● Exercise requirements: Isolate every line in the records below with "subtitle" in it.
***** Supplied data *****
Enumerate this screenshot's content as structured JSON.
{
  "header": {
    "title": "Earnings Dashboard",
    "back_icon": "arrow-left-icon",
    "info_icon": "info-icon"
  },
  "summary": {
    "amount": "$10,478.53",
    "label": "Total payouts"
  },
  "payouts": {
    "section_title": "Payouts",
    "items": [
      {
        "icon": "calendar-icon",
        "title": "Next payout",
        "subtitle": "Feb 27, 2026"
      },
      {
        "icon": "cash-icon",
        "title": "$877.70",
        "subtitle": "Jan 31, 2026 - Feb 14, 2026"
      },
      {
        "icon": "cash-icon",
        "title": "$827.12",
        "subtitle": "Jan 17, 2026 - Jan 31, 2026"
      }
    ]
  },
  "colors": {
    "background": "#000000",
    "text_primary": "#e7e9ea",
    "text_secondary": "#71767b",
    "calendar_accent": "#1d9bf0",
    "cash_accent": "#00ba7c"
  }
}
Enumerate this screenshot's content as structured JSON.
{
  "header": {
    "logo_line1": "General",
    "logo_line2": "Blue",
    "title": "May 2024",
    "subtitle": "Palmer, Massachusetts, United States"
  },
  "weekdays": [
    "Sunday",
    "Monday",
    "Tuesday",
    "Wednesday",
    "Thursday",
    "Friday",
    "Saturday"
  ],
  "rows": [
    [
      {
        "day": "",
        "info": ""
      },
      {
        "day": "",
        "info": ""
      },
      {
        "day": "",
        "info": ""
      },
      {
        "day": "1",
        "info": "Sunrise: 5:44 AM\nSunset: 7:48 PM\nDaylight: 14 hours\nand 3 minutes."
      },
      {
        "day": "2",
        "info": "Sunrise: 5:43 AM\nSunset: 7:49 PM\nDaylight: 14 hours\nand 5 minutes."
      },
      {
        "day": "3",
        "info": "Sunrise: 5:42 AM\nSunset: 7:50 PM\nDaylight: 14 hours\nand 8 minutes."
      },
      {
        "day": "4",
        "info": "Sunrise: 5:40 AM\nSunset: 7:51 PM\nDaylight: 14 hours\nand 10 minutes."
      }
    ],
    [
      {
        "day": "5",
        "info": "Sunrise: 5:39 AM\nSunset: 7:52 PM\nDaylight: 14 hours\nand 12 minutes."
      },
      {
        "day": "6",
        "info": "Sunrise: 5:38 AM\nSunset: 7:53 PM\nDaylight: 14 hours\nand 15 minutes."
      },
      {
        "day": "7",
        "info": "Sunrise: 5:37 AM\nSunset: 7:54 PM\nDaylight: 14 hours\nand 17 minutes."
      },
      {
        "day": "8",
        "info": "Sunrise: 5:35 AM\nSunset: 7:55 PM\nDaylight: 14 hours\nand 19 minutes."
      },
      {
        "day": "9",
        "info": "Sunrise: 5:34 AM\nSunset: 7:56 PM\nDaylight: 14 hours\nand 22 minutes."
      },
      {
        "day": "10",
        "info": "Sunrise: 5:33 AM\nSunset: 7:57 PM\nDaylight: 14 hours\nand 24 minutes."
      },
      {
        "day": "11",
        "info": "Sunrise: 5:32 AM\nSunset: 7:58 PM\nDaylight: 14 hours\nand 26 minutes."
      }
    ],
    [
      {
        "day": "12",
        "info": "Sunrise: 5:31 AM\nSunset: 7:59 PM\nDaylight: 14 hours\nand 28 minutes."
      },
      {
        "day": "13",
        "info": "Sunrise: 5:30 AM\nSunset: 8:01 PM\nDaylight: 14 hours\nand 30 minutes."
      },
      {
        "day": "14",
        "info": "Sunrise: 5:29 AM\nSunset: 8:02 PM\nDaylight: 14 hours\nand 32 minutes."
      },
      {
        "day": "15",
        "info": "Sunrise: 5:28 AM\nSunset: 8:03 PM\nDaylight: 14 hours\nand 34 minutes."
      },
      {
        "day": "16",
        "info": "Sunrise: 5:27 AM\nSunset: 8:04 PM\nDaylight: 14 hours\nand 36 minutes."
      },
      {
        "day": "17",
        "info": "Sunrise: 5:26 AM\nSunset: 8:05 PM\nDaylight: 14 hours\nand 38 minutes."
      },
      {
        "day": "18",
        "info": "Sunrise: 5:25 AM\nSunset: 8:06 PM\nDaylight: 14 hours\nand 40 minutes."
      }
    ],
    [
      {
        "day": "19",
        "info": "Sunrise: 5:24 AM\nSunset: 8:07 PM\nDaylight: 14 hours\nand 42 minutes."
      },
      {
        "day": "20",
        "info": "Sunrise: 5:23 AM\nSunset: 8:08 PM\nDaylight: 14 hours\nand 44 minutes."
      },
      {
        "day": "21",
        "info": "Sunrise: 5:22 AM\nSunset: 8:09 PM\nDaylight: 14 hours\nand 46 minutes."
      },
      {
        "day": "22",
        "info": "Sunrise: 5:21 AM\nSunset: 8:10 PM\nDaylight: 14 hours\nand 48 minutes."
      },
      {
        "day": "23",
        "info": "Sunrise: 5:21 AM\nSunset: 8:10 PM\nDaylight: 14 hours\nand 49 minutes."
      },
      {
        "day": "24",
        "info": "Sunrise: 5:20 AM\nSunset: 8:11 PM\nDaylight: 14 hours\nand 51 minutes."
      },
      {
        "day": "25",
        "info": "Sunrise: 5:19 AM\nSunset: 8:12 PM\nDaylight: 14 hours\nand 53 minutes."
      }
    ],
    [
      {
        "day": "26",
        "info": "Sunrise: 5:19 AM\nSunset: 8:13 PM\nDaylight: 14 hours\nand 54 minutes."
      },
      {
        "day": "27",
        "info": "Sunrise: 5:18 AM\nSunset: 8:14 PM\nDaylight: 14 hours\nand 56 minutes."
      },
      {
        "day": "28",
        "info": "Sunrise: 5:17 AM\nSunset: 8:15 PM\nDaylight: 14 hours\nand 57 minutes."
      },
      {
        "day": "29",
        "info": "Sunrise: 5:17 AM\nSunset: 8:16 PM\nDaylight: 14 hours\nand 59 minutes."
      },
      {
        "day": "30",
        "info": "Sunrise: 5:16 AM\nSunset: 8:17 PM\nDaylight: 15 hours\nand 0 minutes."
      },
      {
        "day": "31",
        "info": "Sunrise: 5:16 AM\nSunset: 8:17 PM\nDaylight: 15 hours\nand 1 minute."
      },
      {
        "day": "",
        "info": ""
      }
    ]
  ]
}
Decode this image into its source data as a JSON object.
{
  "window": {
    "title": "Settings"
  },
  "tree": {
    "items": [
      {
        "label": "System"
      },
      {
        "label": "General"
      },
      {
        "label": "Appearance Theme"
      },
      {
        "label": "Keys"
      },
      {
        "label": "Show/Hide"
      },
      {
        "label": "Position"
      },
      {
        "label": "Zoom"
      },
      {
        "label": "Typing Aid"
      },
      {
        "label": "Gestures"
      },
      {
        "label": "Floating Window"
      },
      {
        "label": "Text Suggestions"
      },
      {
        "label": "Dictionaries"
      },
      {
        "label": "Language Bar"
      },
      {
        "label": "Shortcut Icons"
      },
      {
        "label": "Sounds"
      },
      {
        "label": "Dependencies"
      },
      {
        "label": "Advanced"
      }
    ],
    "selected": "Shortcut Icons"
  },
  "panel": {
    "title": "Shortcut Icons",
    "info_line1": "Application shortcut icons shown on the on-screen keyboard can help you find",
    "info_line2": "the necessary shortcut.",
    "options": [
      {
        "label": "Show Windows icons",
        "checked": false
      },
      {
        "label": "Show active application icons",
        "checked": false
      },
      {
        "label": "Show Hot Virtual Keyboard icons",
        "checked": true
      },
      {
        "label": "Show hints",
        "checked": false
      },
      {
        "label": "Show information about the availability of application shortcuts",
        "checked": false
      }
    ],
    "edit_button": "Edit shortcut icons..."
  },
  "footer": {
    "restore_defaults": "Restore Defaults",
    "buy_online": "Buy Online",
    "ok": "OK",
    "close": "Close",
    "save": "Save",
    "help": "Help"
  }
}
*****
● Exercise response:
        "subtitle": "Feb 27, 2026"
        "subtitle": "Jan 31, 2026 - Feb 14, 2026"
        "subtitle": "Jan 17, 2026 - Jan 31, 2026"
    "subtitle": "Palmer, Massachusetts, United States"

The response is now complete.